# WHAT NEEDS TO BE DONE
Print the records below word for word, but leave out the pictures.

# EXTRACTED MATERIAL
──────────────────────────────

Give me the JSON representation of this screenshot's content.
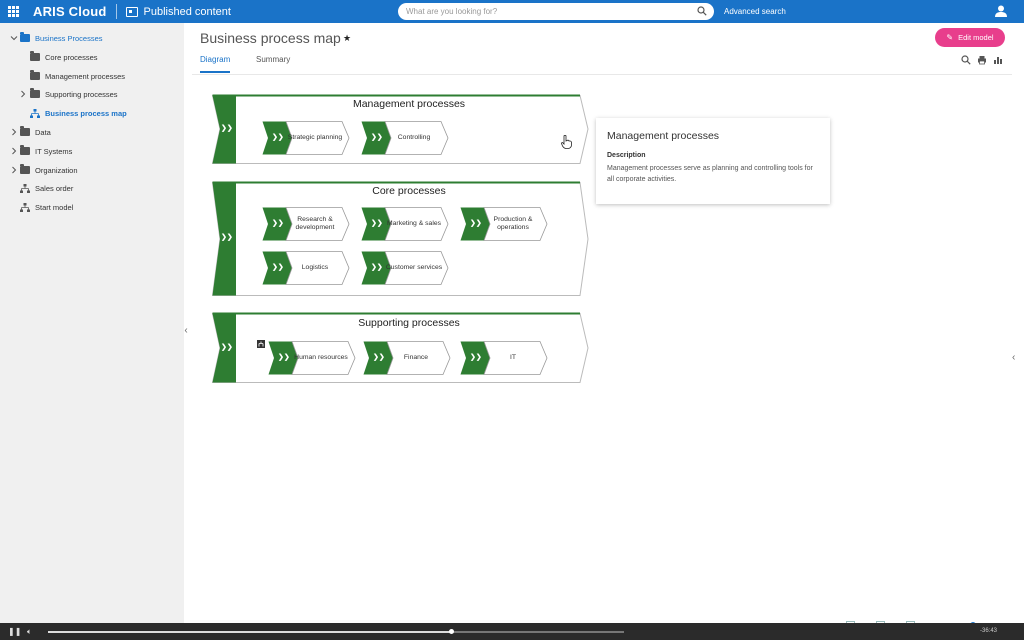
{
  "topbar": {
    "brand": "ARIS Cloud",
    "section": "Published content",
    "search_placeholder": "What are you looking for?",
    "advanced_search": "Advanced search"
  },
  "sidebar": {
    "items": [
      {
        "label": "Business Processes",
        "level": 0,
        "icon": "folder-icon",
        "expanded": true,
        "active": false
      },
      {
        "label": "Core processes",
        "level": 1,
        "icon": "folder-icon"
      },
      {
        "label": "Management processes",
        "level": 1,
        "icon": "folder-icon"
      },
      {
        "label": "Supporting processes",
        "level": 1,
        "icon": "folder-icon",
        "expandable": true
      },
      {
        "label": "Business process map",
        "level": 1,
        "icon": "model-icon",
        "active": true
      },
      {
        "label": "Data",
        "level": 0,
        "icon": "folder-icon",
        "expandable": true
      },
      {
        "label": "IT Systems",
        "level": 0,
        "icon": "folder-icon",
        "expandable": true
      },
      {
        "label": "Organization",
        "level": 0,
        "icon": "folder-icon",
        "expandable": true
      },
      {
        "label": "Sales order",
        "level": 0,
        "icon": "model-icon"
      },
      {
        "label": "Start model",
        "level": 0,
        "icon": "model-icon"
      }
    ]
  },
  "header": {
    "title": "Business process map",
    "edit_button": "Edit model",
    "tabs": [
      {
        "label": "Diagram",
        "active": true
      },
      {
        "label": "Summary",
        "active": false
      }
    ]
  },
  "diagram": {
    "groups": [
      {
        "title": "Management processes",
        "processes": [
          "Strategic planning",
          "Controlling"
        ]
      },
      {
        "title": "Core processes",
        "processes": [
          "Research & development",
          "Marketing & sales",
          "Production & operations",
          "Logistics",
          "Customer services"
        ]
      },
      {
        "title": "Supporting processes",
        "processes": [
          "Human resources",
          "Finance",
          "IT"
        ]
      }
    ]
  },
  "tooltip": {
    "title": "Management processes",
    "description_label": "Description",
    "description": "Management processes serve as planning and controlling tools for all corporate activities."
  },
  "video": {
    "time": "-36:43",
    "progress": 0.7
  },
  "colors": {
    "primary": "#1a73c8",
    "accent": "#e83e8c",
    "process_green": "#2e7d32"
  }
}
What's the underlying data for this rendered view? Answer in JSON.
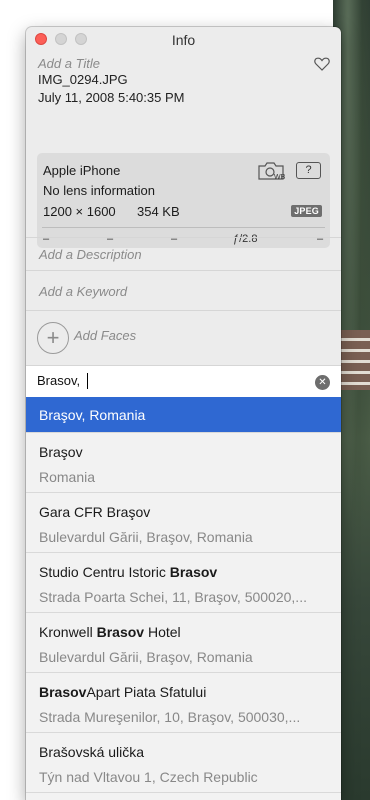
{
  "window": {
    "title": "Info"
  },
  "header": {
    "title_placeholder": "Add a Title",
    "filename": "IMG_0294.JPG",
    "datetime": "July 11, 2008   5:40:35 PM"
  },
  "camera": {
    "model": "Apple iPhone",
    "lens": "No lens information",
    "resolution": "1200 × 1600",
    "size": "354 KB",
    "format": "JPEG",
    "help": "?",
    "exif": [
      "–",
      "–",
      "–",
      "ƒ/2.8",
      "–"
    ]
  },
  "fields": {
    "description_placeholder": "Add a Description",
    "keyword_placeholder": "Add a Keyword",
    "faces_label": "Add Faces"
  },
  "location": {
    "value": "Brasov,"
  },
  "results": [
    {
      "main": "Braşov, Romania",
      "sub": ""
    },
    {
      "main": "Braşov",
      "sub": "Romania"
    },
    {
      "main": "Gara CFR Braşov",
      "sub": "Bulevardul Gării, Braşov, Romania"
    },
    {
      "main_prefix": "Studio Centru Istoric ",
      "main_bold": "Brasov",
      "main_suffix": "",
      "sub": "Strada Poarta Schei, 11, Braşov, 500020,..."
    },
    {
      "main_prefix": "Kronwell ",
      "main_bold": "Brasov",
      "main_suffix": " Hotel",
      "sub": "Bulevardul Gării, Braşov, Romania"
    },
    {
      "main_prefix": "",
      "main_bold": "Brasov",
      "main_suffix": "Apart Piata Sfatului",
      "sub": "Strada Mureşenilor, 10, Braşov, 500030,..."
    },
    {
      "main": "Brašovská ulička",
      "sub": "Týn nad Vltavou 1, Czech Republic"
    }
  ],
  "colors": {
    "selection": "#2f68d2",
    "close": "#fc5f57"
  }
}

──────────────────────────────

# TASK RESPONSE
Give me the JSON representation of this screenshot's content.
{
  "topbar": {
    "brand": "ARIS Cloud",
    "section": "Published content",
    "search_placeholder": "What are you looking for?",
    "advanced_search": "Advanced search"
  },
  "sidebar": {
    "items": [
      {
        "label": "Business Processes",
        "level": 0,
        "icon": "folder-icon",
        "expanded": true,
        "active": false
      },
      {
        "label": "Core processes",
        "level": 1,
        "icon": "folder-icon"
      },
      {
        "label": "Management processes",
        "level": 1,
        "icon": "folder-icon"
      },
      {
        "label": "Supporting processes",
        "level": 1,
        "icon": "folder-icon",
        "expandable": true
      },
      {
        "label": "Business process map",
        "level": 1,
        "icon": "model-icon",
        "active": true
      },
      {
        "label": "Data",
        "level": 0,
        "icon": "folder-icon",
        "expandable": true
      },
      {
        "label": "IT Systems",
        "level": 0,
        "icon": "folder-icon",
        "expandable": true
      },
      {
        "label": "Organization",
        "level": 0,
        "icon": "folder-icon",
        "expandable": true
      },
      {
        "label": "Sales order",
        "level": 0,
        "icon": "model-icon"
      },
      {
        "label": "Start model",
        "level": 0,
        "icon": "model-icon"
      }
    ]
  },
  "header": {
    "title": "Business process map",
    "edit_button": "Edit model",
    "tabs": [
      {
        "label": "Diagram",
        "active": true
      },
      {
        "label": "Summary",
        "active": false
      }
    ]
  },
  "diagram": {
    "groups": [
      {
        "title": "Management processes",
        "processes": [
          "Strategic planning",
          "Controlling"
        ]
      },
      {
        "title": "Core processes",
        "processes": [
          "Research & development",
          "Marketing & sales",
          "Production & operations",
          "Logistics",
          "Customer services"
        ]
      },
      {
        "title": "Supporting processes",
        "processes": [
          "Human resources",
          "Finance",
          "IT"
        ]
      }
    ]
  },
  "tooltip": {
    "title": "Management processes",
    "description_label": "Description",
    "description": "Management processes serve as planning and controlling tools for all corporate activities."
  },
  "video": {
    "time": "-36:43",
    "progress": 0.7
  },
  "colors": {
    "primary": "#1a73c8",
    "accent": "#e83e8c",
    "process_green": "#2e7d32"
  }
}
What's the underlying data for this rendered view? Answer in JSON.
{
  "window": {
    "title": "Info"
  },
  "header": {
    "title_placeholder": "Add a Title",
    "filename": "IMG_0294.JPG",
    "datetime": "July 11, 2008   5:40:35 PM"
  },
  "camera": {
    "model": "Apple iPhone",
    "lens": "No lens information",
    "resolution": "1200 × 1600",
    "size": "354 KB",
    "format": "JPEG",
    "help": "?",
    "exif": [
      "–",
      "–",
      "–",
      "ƒ/2.8",
      "–"
    ]
  },
  "fields": {
    "description_placeholder": "Add a Description",
    "keyword_placeholder": "Add a Keyword",
    "faces_label": "Add Faces"
  },
  "location": {
    "value": "Brasov,"
  },
  "results": [
    {
      "main": "Braşov, Romania",
      "sub": ""
    },
    {
      "main": "Braşov",
      "sub": "Romania"
    },
    {
      "main": "Gara CFR Braşov",
      "sub": "Bulevardul Gării, Braşov, Romania"
    },
    {
      "main_prefix": "Studio Centru Istoric ",
      "main_bold": "Brasov",
      "main_suffix": "",
      "sub": "Strada Poarta Schei, 11, Braşov, 500020,..."
    },
    {
      "main_prefix": "Kronwell ",
      "main_bold": "Brasov",
      "main_suffix": " Hotel",
      "sub": "Bulevardul Gării, Braşov, Romania"
    },
    {
      "main_prefix": "",
      "main_bold": "Brasov",
      "main_suffix": "Apart Piata Sfatului",
      "sub": "Strada Mureşenilor, 10, Braşov, 500030,..."
    },
    {
      "main": "Brašovská ulička",
      "sub": "Týn nad Vltavou 1, Czech Republic"
    }
  ],
  "colors": {
    "selection": "#2f68d2",
    "close": "#fc5f57"
  }
}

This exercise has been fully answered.